“Water storage is critical to the future of our towns and rural hinterland, to employment, production and the health of our rivers and wider environment.”
The Wakamoekau scheme was seen as a foundation block of the Wairarapa Water Resilience Strategy.
“It’s highly concerning we have stumbled at the first step,” David said.
“I grew up in South Australia – the driest state on the driest continent. I’ve seen how severe water shortages undercut so many aspects of life.
“The Wairarapa must not underestimate the shock that climate change-accelerated lack of water will mean to our Wairarapa communities and to the environment. It is time to act!
“The strategy launched earlier this year and led by Dame Margaret Beasley was clear that it needed to be fully implemented if we are to address the impacts of climate change. We cannot pick and choose.”
Wairarapa Water Ltd should be congratulated for the work it put in on the Wakamoekau scheme. It highlighted how capturing water at times of high flow and storing it for summer and autumn dry periods can help maintain river levels above minimum flows and provide desperately needed water to the community, industry and farming.
“Storage is the only practical initiative for resilience going forward. Really, the only strand of the Wairarapa Water Resilience Strategy that was being actively worked on was the Wakamoekau scheme. With that halted, we have nothing on the table but we still have a solid set of recommendations in the strategy that now need to be properly resourced and managed,” David said.
The environmental planning framework is complex and changing rapidly, and this decision by Wairarapa Water Ltd underlines the fact that planning framework is not yet fit for purpose.
“It is creating barriers that are preventing sound management of the most important issue facing our rural and urban communities.
“We can all continue to be more efficient with water use but that’s not going to be enough for the future of towns and farms,” David said.

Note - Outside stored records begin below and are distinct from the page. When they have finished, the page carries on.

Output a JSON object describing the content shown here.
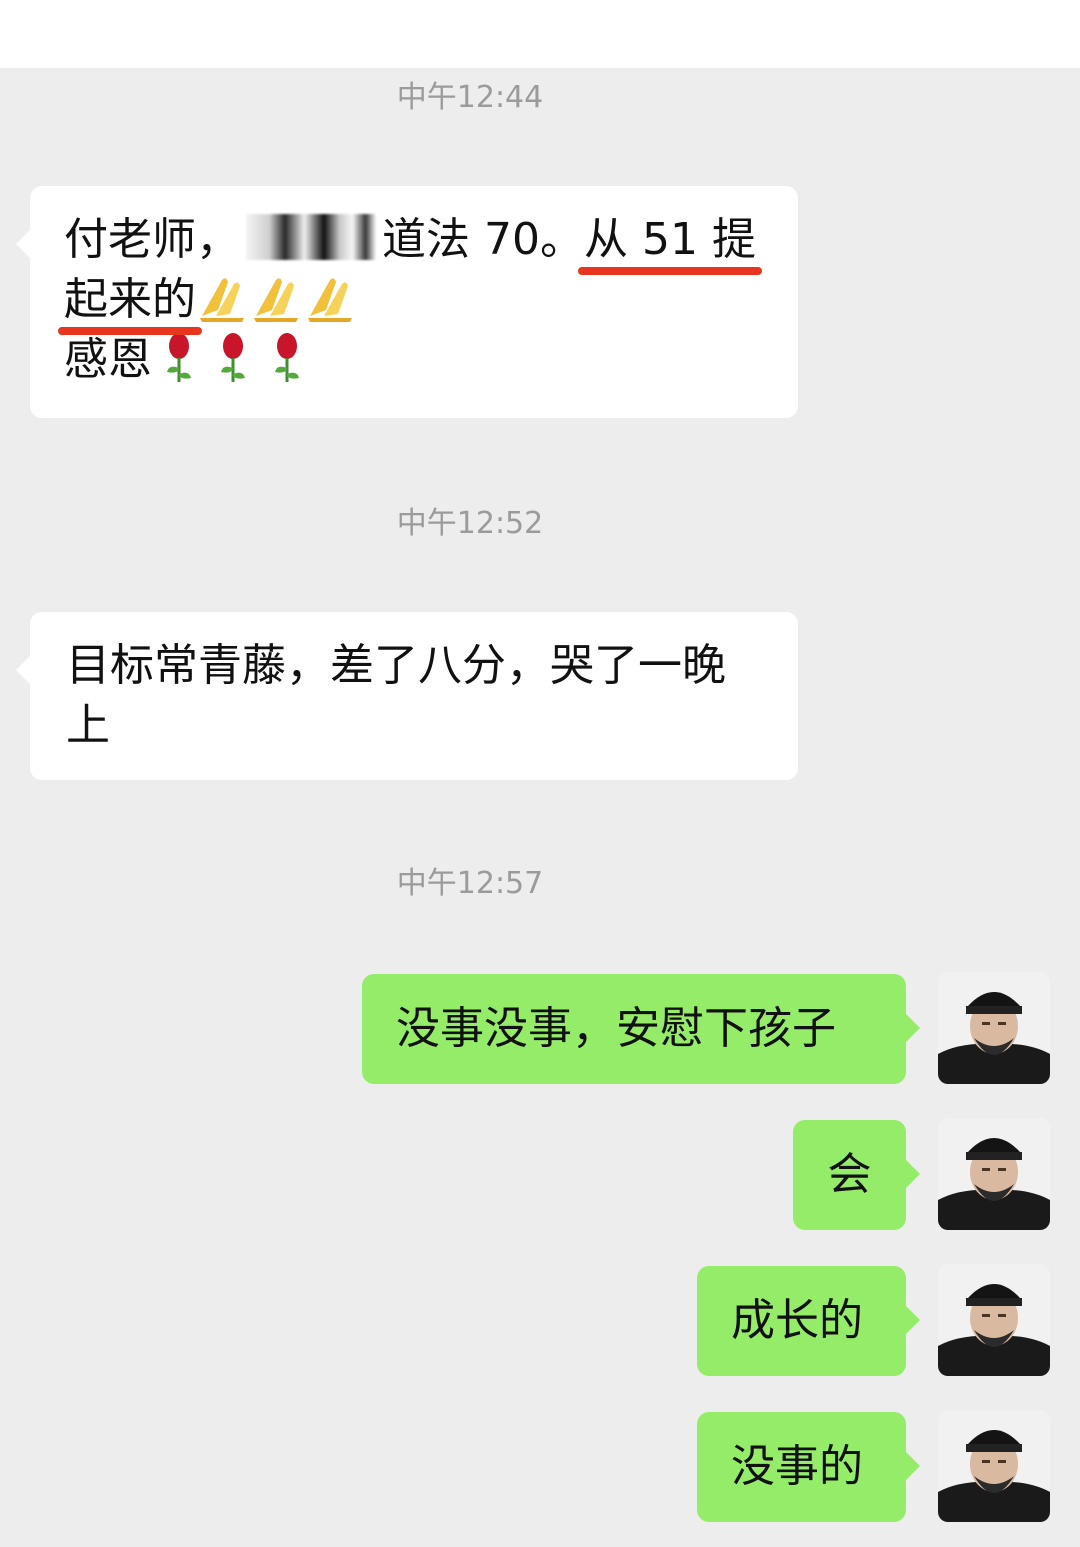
{
  "messages": [
    {
      "time": "中午12:44",
      "text": {
        "line1_prefix": "付老师，",
        "line1_mid": "道法 70。",
        "line1_highlight": "从 51 提",
        "line2_highlight": "起来的",
        "line3": "感恩"
      },
      "emoji": [
        "pray-hands",
        "pray-hands",
        "pray-hands",
        "rose",
        "rose",
        "rose"
      ]
    },
    {
      "time": "中午12:52",
      "lines": [
        "目标常青藤，差了八分，哭了一晚",
        "上"
      ]
    },
    {
      "time": "中午12:57",
      "replies": [
        "没事没事，安慰下孩子",
        "会",
        "成长的",
        "没事的"
      ]
    }
  ],
  "colors": {
    "background": "#ededed",
    "incoming_bubble": "#ffffff",
    "outgoing_bubble": "#95ec69",
    "timestamp": "#9b9b9b",
    "underline": "#e8361e"
  }
}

It is very likely that farmland will be seen as more valuable subdivided for housing and precious production space with shrink. Over time much of the region will evolve into a suburb of Wellington, with ongoing water supply challenges and impacts for our rivers and catchments.
“What we value about the region we call home will be lost.
“Federated Farmers wants to to see the consequences of climate change on our rivers and communities properly mitigated through implementing a full range of practical initiatives, including storage. This needs strong leadership, sound governance and must be well resourced.”